Could you please repeat all of the entries exactly as written?

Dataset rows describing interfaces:
□ □ □ □ □ □ □
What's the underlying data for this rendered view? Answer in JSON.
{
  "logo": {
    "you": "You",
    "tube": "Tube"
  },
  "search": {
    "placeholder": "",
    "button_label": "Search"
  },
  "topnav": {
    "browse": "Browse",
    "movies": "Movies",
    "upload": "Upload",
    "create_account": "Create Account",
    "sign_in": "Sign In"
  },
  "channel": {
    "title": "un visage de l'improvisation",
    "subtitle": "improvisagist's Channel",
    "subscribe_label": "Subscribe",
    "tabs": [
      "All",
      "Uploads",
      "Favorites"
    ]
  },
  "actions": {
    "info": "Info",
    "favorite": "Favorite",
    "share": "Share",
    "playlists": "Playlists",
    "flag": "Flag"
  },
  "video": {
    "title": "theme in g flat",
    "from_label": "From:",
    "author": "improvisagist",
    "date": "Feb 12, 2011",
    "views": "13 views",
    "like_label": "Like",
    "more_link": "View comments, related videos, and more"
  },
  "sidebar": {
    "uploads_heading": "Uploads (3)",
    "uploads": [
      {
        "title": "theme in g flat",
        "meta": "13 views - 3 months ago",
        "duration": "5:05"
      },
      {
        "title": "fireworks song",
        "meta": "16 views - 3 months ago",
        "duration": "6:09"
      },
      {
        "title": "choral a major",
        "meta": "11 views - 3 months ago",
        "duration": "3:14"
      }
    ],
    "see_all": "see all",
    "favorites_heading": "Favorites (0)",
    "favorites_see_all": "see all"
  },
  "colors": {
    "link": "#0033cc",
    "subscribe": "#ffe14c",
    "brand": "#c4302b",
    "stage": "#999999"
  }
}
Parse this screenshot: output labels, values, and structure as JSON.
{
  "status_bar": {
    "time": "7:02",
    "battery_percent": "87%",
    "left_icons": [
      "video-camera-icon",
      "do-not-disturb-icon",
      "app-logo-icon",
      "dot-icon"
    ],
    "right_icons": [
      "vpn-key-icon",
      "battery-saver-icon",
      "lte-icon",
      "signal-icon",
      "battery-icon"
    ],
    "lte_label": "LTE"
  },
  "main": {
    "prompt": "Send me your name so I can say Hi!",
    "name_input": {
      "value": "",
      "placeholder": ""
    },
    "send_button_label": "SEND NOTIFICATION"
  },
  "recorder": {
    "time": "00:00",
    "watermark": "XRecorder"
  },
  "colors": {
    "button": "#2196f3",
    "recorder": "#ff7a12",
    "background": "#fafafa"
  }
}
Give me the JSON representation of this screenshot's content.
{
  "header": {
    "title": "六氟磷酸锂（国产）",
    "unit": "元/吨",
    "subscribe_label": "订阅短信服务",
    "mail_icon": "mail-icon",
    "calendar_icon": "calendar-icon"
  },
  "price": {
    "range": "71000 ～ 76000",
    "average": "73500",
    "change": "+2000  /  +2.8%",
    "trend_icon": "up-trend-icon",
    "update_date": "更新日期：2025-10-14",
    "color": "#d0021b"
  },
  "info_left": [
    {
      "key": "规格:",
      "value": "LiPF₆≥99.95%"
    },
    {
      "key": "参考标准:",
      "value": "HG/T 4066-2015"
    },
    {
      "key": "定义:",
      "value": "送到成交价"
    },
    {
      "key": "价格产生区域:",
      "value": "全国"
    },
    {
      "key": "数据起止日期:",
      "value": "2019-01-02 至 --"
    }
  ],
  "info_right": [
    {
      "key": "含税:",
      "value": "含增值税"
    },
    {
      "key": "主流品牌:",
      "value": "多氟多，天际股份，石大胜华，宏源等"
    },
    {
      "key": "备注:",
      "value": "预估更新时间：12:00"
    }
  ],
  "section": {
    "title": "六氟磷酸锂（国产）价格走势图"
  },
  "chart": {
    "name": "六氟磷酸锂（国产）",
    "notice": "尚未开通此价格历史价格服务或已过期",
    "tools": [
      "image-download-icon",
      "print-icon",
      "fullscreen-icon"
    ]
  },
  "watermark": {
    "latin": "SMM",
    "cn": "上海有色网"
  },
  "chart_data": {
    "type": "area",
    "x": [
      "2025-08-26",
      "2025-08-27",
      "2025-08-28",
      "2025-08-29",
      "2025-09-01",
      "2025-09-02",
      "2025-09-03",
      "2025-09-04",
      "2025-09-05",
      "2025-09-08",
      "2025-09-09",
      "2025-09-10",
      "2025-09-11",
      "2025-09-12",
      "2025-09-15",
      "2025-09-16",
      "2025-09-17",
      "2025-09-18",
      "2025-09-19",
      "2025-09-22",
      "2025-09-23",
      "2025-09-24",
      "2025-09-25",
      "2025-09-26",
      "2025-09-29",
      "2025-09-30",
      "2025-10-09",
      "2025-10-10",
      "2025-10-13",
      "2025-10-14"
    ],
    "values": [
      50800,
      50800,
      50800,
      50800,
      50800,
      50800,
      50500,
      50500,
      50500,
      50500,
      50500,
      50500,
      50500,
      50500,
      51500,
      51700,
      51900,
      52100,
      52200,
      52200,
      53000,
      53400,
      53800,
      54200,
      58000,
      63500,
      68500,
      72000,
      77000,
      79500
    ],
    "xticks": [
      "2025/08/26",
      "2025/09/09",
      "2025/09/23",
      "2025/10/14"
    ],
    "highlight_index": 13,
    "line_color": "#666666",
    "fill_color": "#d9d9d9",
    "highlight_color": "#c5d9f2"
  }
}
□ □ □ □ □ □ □
Result of the exercise =
What's the underlying data for this rendered view? Answer in JSON.
{
  "logo": {
    "you": "You",
    "tube": "Tube"
  },
  "search": {
    "placeholder": "",
    "button_label": "Search"
  },
  "topnav": {
    "browse": "Browse",
    "movies": "Movies",
    "upload": "Upload",
    "create_account": "Create Account",
    "sign_in": "Sign In"
  },
  "channel": {
    "title": "un visage de l'improvisation",
    "subtitle": "improvisagist's Channel",
    "subscribe_label": "Subscribe",
    "tabs": [
      "All",
      "Uploads",
      "Favorites"
    ]
  },
  "actions": {
    "info": "Info",
    "favorite": "Favorite",
    "share": "Share",
    "playlists": "Playlists",
    "flag": "Flag"
  },
  "video": {
    "title": "theme in g flat",
    "from_label": "From:",
    "author": "improvisagist",
    "date": "Feb 12, 2011",
    "views": "13 views",
    "like_label": "Like",
    "more_link": "View comments, related videos, and more"
  },
  "sidebar": {
    "uploads_heading": "Uploads (3)",
    "uploads": [
      {
        "title": "theme in g flat",
        "meta": "13 views - 3 months ago",
        "duration": "5:05"
      },
      {
        "title": "fireworks song",
        "meta": "16 views - 3 months ago",
        "duration": "6:09"
      },
      {
        "title": "choral a major",
        "meta": "11 views - 3 months ago",
        "duration": "3:14"
      }
    ],
    "see_all": "see all",
    "favorites_heading": "Favorites (0)",
    "favorites_see_all": "see all"
  },
  "colors": {
    "link": "#0033cc",
    "subscribe": "#ffe14c",
    "brand": "#c4302b",
    "stage": "#999999"
  }
}
Parse this screenshot: output labels, values, and structure as JSON.
{
  "status_bar": {
    "time": "7:02",
    "battery_percent": "87%",
    "left_icons": [
      "video-camera-icon",
      "do-not-disturb-icon",
      "app-logo-icon",
      "dot-icon"
    ],
    "right_icons": [
      "vpn-key-icon",
      "battery-saver-icon",
      "lte-icon",
      "signal-icon",
      "battery-icon"
    ],
    "lte_label": "LTE"
  },
  "main": {
    "prompt": "Send me your name so I can say Hi!",
    "name_input": {
      "value": "",
      "placeholder": ""
    },
    "send_button_label": "SEND NOTIFICATION"
  },
  "recorder": {
    "time": "00:00",
    "watermark": "XRecorder"
  },
  "colors": {
    "button": "#2196f3",
    "recorder": "#ff7a12",
    "background": "#fafafa"
  }
}
Give me the JSON representation of this screenshot's content.
{
  "header": {
    "title": "六氟磷酸锂（国产）",
    "unit": "元/吨",
    "subscribe_label": "订阅短信服务",
    "mail_icon": "mail-icon",
    "calendar_icon": "calendar-icon"
  },
  "price": {
    "range": "71000 ～ 76000",
    "average": "73500",
    "change": "+2000  /  +2.8%",
    "trend_icon": "up-trend-icon",
    "update_date": "更新日期：2025-10-14",
    "color": "#d0021b"
  },
  "info_left": [
    {
      "key": "规格:",
      "value": "LiPF₆≥99.95%"
    },
    {
      "key": "参考标准:",
      "value": "HG/T 4066-2015"
    },
    {
      "key": "定义:",
      "value": "送到成交价"
    },
    {
      "key": "价格产生区域:",
      "value": "全国"
    },
    {
      "key": "数据起止日期:",
      "value": "2019-01-02 至 --"
    }
  ],
  "info_right": [
    {
      "key": "含税:",
      "value": "含增值税"
    },
    {
      "key": "主流品牌:",
      "value": "多氟多，天际股份，石大胜华，宏源等"
    },
    {
      "key": "备注:",
      "value": "预估更新时间：12:00"
    }
  ],
  "section": {
    "title": "六氟磷酸锂（国产）价格走势图"
  },
  "chart": {
    "name": "六氟磷酸锂（国产）",
    "notice": "尚未开通此价格历史价格服务或已过期",
    "tools": [
      "image-download-icon",
      "print-icon",
      "fullscreen-icon"
    ]
  },
  "watermark": {
    "latin": "SMM",
    "cn": "上海有色网"
  },
  "chart_data": {
    "type": "area",
    "x": [
      "2025-08-26",
      "2025-08-27",
      "2025-08-28",
      "2025-08-29",
      "2025-09-01",
      "2025-09-02",
      "2025-09-03",
      "2025-09-04",
      "2025-09-05",
      "2025-09-08",
      "2025-09-09",
      "2025-09-10",
      "2025-09-11",
      "2025-09-12",
      "2025-09-15",
      "2025-09-16",
      "2025-09-17",
      "2025-09-18",
      "2025-09-19",
      "2025-09-22",
      "2025-09-23",
      "2025-09-24",
      "2025-09-25",
      "2025-09-26",
      "2025-09-29",
      "2025-09-30",
      "2025-10-09",
      "2025-10-10",
      "2025-10-13",
      "2025-10-14"
    ],
    "values": [
      50800,
      50800,
      50800,
      50800,
      50800,
      50800,
      50500,
      50500,
      50500,
      50500,
      50500,
      50500,
      50500,
      50500,
      51500,
      51700,
      51900,
      52100,
      52200,
      52200,
      53000,
      53400,
      53800,
      54200,
      58000,
      63500,
      68500,
      72000,
      77000,
      79500
    ],
    "xticks": [
      "2025/08/26",
      "2025/09/09",
      "2025/09/23",
      "2025/10/14"
    ],
    "highlight_index": 13,
    "line_color": "#666666",
    "fill_color": "#d9d9d9",
    "highlight_color": "#c5d9f2"
  }
}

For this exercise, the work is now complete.